### Excerpted records
★ ★ ★ ★ ★ ★ ★

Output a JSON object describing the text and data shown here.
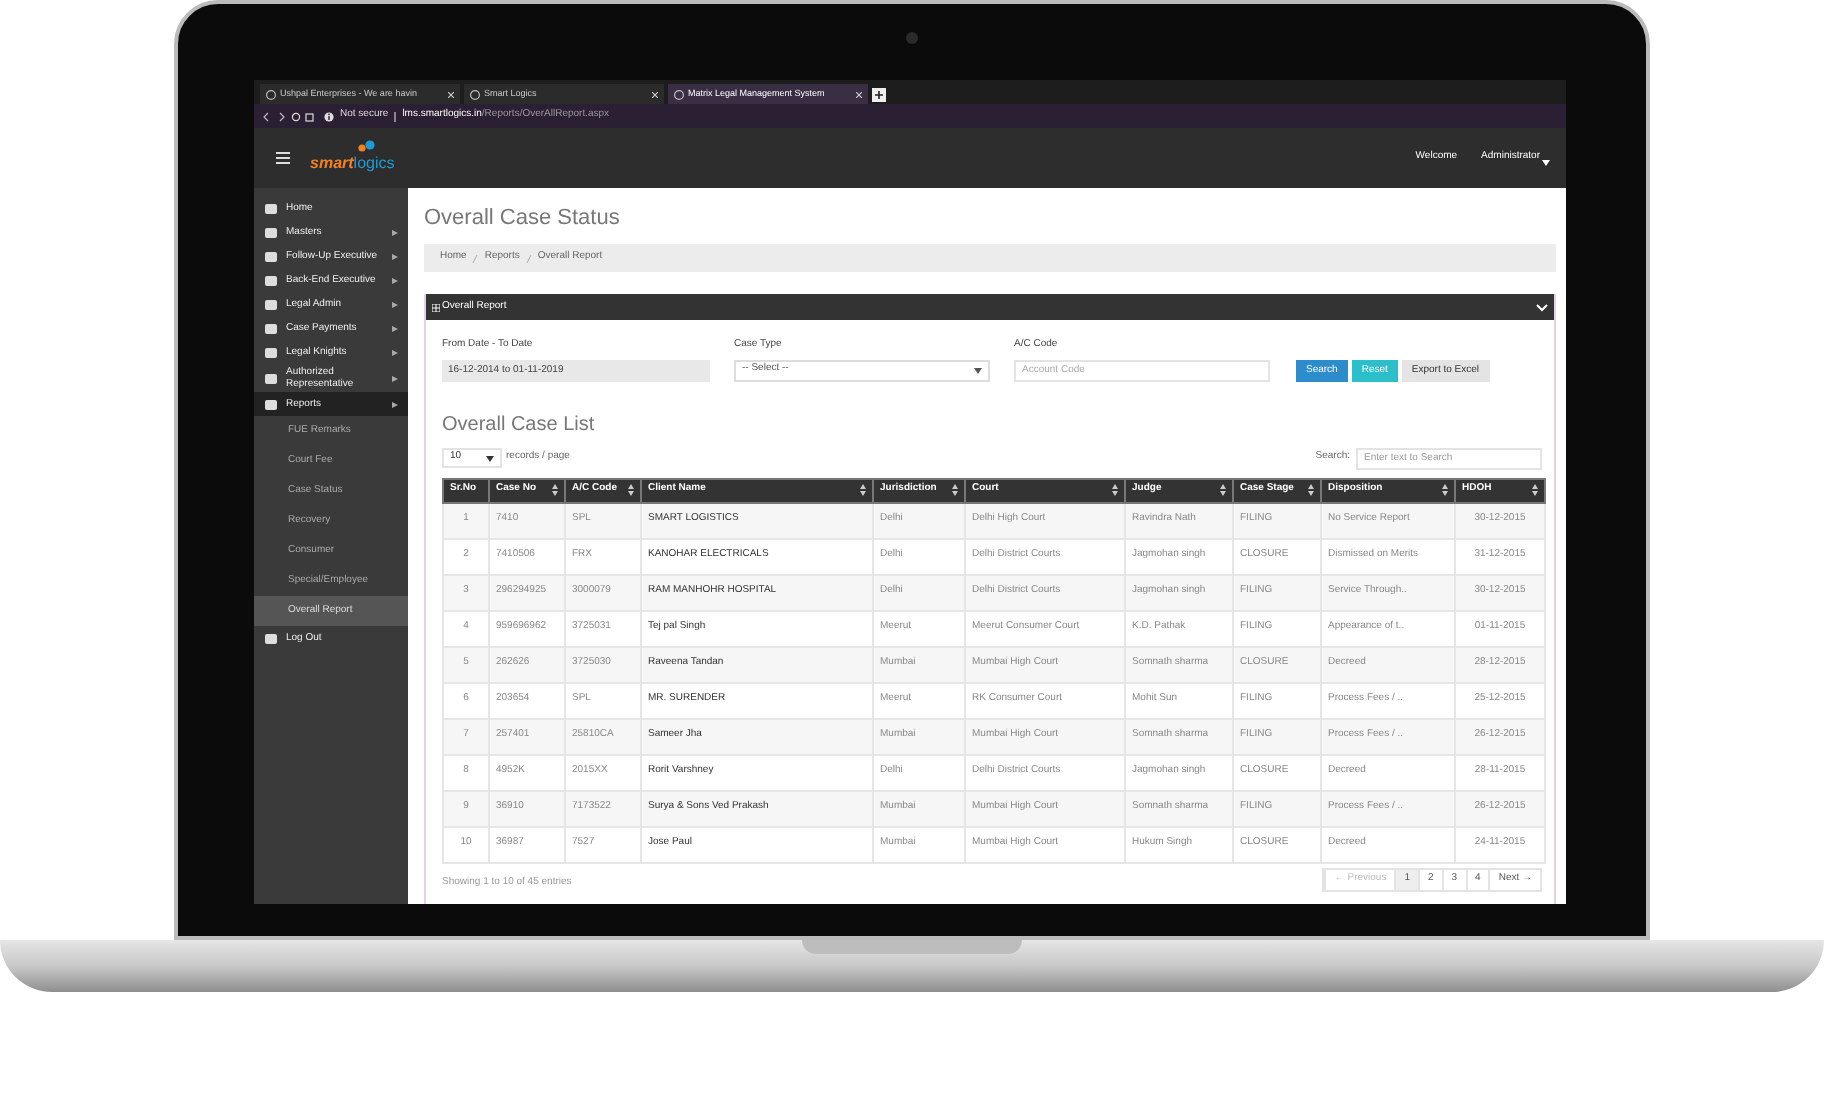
{
  "browser": {
    "tabs": [
      {
        "label": "Ushpal Enterprises - We are havin",
        "selected": false
      },
      {
        "label": "Smart Logics",
        "selected": false
      },
      {
        "label": "Matrix Legal Management System",
        "selected": true
      }
    ],
    "security": "Not secure",
    "url_host": "lms.smartlogics.in",
    "url_path": "/Reports/OverAllReport.aspx"
  },
  "header": {
    "logo": {
      "part_1": "smart",
      "part_2": "logics"
    },
    "welcome": "Welcome",
    "user": "Administrator"
  },
  "sidebar": {
    "items": [
      {
        "label": "Home",
        "expandable": false,
        "expanded": false
      },
      {
        "label": "Masters",
        "expandable": true,
        "expanded": false
      },
      {
        "label": "Follow-Up Executive",
        "expandable": true,
        "expanded": false
      },
      {
        "label": "Back-End Executive",
        "expandable": true,
        "expanded": false
      },
      {
        "label": "Legal Admin",
        "expandable": true,
        "expanded": false
      },
      {
        "label": "Case Payments",
        "expandable": true,
        "expanded": false
      },
      {
        "label": "Legal Knights",
        "expandable": true,
        "expanded": false
      },
      {
        "label": "Authorized Representative",
        "expandable": true,
        "expanded": false
      },
      {
        "label": "Reports",
        "expandable": true,
        "expanded": true,
        "children": [
          {
            "label": "FUE Remarks",
            "selected": false
          },
          {
            "label": "Court Fee",
            "selected": false
          },
          {
            "label": "Case Status",
            "selected": false
          },
          {
            "label": "Recovery",
            "selected": false
          },
          {
            "label": "Consumer",
            "selected": false
          },
          {
            "label": "Special/Employee",
            "selected": false
          },
          {
            "label": "Overall Report",
            "selected": true
          }
        ]
      },
      {
        "label": "Log Out",
        "expandable": false,
        "expanded": false
      }
    ]
  },
  "page_title": "Overall Case Status",
  "breadcrumb": [
    "Home",
    "Reports",
    "Overall Report"
  ],
  "panel": {
    "title": "Overall Report",
    "filters": [
      {
        "kind": "text",
        "label": "From Date - To Date",
        "value": "16-12-2014 to 01-11-2019"
      },
      {
        "kind": "select",
        "label": "Case Type",
        "value": "-- Select --"
      },
      {
        "kind": "input",
        "label": "A/C Code",
        "placeholder": "Account Code"
      }
    ],
    "buttons": [
      {
        "label": "Search",
        "kind": "primary"
      },
      {
        "label": "Reset",
        "kind": "info"
      },
      {
        "label": "Export to Excel",
        "kind": "default"
      }
    ]
  },
  "list_title": "Overall Case List",
  "page_size": {
    "value": "10",
    "label": "records / page"
  },
  "search": {
    "label": "Search:",
    "placeholder": "Enter text to Search"
  },
  "table": {
    "columns": [
      "Sr.No",
      "Case No",
      "A/C Code",
      "Client Name",
      "Jurisdiction",
      "Court",
      "Judge",
      "Case Stage",
      "Disposition",
      "HDOH"
    ],
    "rows": [
      [
        "1",
        "7410",
        "SPL",
        "SMART LOGISTICS",
        "Delhi",
        "Delhi High Court",
        "Ravindra Nath",
        "FILING",
        "No Service Report",
        "30-12-2015"
      ],
      [
        "2",
        "7410506",
        "FRX",
        "KANOHAR ELECTRICALS",
        "Delhi",
        "Delhi District Courts",
        "Jagmohan singh",
        "CLOSURE",
        "Dismissed on Merits",
        "31-12-2015"
      ],
      [
        "3",
        "296294925",
        "3000079",
        "RAM MANHOHR HOSPITAL",
        "Delhi",
        "Delhi District Courts",
        "Jagmohan singh",
        "FILING",
        "Service Through..",
        "30-12-2015"
      ],
      [
        "4",
        "959696962",
        "3725031",
        "Tej pal Singh",
        "Meerut",
        "Meerut Consumer Court",
        "K.D. Pathak",
        "FILING",
        "Appearance of t..",
        "01-11-2015"
      ],
      [
        "5",
        "262626",
        "3725030",
        "Raveena Tandan",
        "Mumbai",
        "Mumbai High Court",
        "Somnath sharma",
        "CLOSURE",
        "Decreed",
        "28-12-2015"
      ],
      [
        "6",
        "203654",
        "SPL",
        "MR. SURENDER",
        "Meerut",
        "RK Consumer Court",
        "Mohit Sun",
        "FILING",
        "Process Fees / ..",
        "25-12-2015"
      ],
      [
        "7",
        "257401",
        "25810CA",
        "Sameer Jha",
        "Mumbai",
        "Mumbai High Court",
        "Somnath sharma",
        "FILING",
        "Process Fees / ..",
        "26-12-2015"
      ],
      [
        "8",
        "4952K",
        "2015XX",
        "Rorit Varshney",
        "Delhi",
        "Delhi District Courts",
        "Jagmohan singh",
        "CLOSURE",
        "Decreed",
        "28-11-2015"
      ],
      [
        "9",
        "36910",
        "7173522",
        "Surya & Sons Ved Prakash",
        "Mumbai",
        "Mumbai High Court",
        "Somnath sharma",
        "FILING",
        "Process Fees / ..",
        "26-12-2015"
      ],
      [
        "10",
        "36987",
        "7527",
        "Jose Paul",
        "Mumbai",
        "Mumbai High Court",
        "Hukum Singh",
        "CLOSURE",
        "Decreed",
        "24-11-2015"
      ]
    ]
  },
  "footer": {
    "info": "Showing 1 to 10 of 45 entries",
    "pages": [
      {
        "label": "← Previous",
        "selected": false,
        "disabled": true
      },
      {
        "label": "1",
        "selected": true,
        "disabled": false
      },
      {
        "label": "2",
        "selected": false,
        "disabled": false
      },
      {
        "label": "3",
        "selected": false,
        "disabled": false
      },
      {
        "label": "4",
        "selected": false,
        "disabled": false
      },
      {
        "label": "Next →",
        "selected": false,
        "disabled": false
      }
    ]
  }
}
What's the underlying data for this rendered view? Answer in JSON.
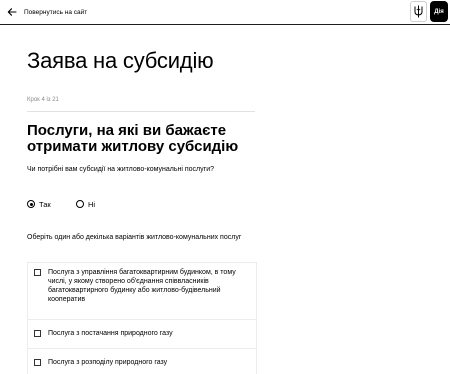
{
  "header": {
    "back_label": "Повернутись на сайт",
    "logo_text": "Дія"
  },
  "page": {
    "title": "Заява на субсидію",
    "step": "Крок 4 із 21",
    "question_title": "Послуги, на які ви бажаєте отримати житлову субсидію"
  },
  "subsidy_question": {
    "label": "Чи потрібні вам субсидії на житлово-комунальні послуги?",
    "options": [
      {
        "label": "Так",
        "selected": true
      },
      {
        "label": "Ні",
        "selected": false
      }
    ]
  },
  "services_question": {
    "label": "Оберіть один або декілька варіантів житлово-комунальних послуг",
    "options": [
      {
        "label": "Послуга з управління багатоквартирним будинком, в тому числі, у якому створено об'єднання співвласників багатоквартирного будинку або житлово-будівельний кооператив",
        "checked": false
      },
      {
        "label": "Послуга з постачання природного газу",
        "checked": false
      },
      {
        "label": "Послуга з розподілу природного газу",
        "checked": false
      }
    ]
  }
}
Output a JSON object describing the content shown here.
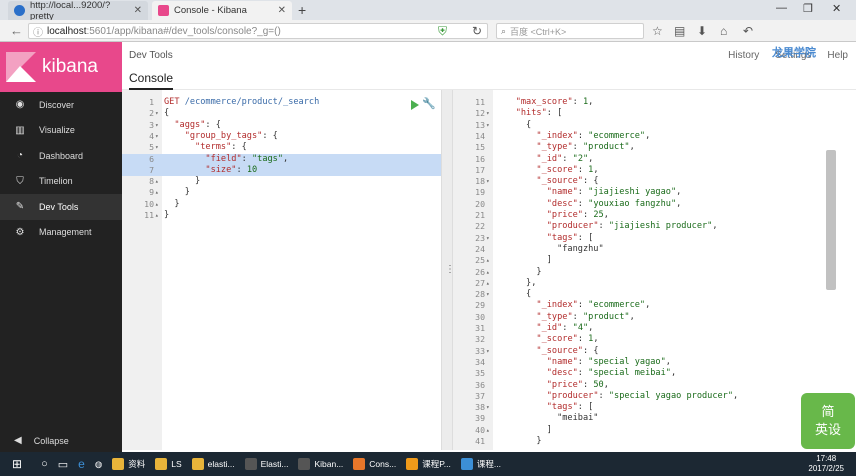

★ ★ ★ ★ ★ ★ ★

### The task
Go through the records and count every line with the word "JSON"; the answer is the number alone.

### Answer space
3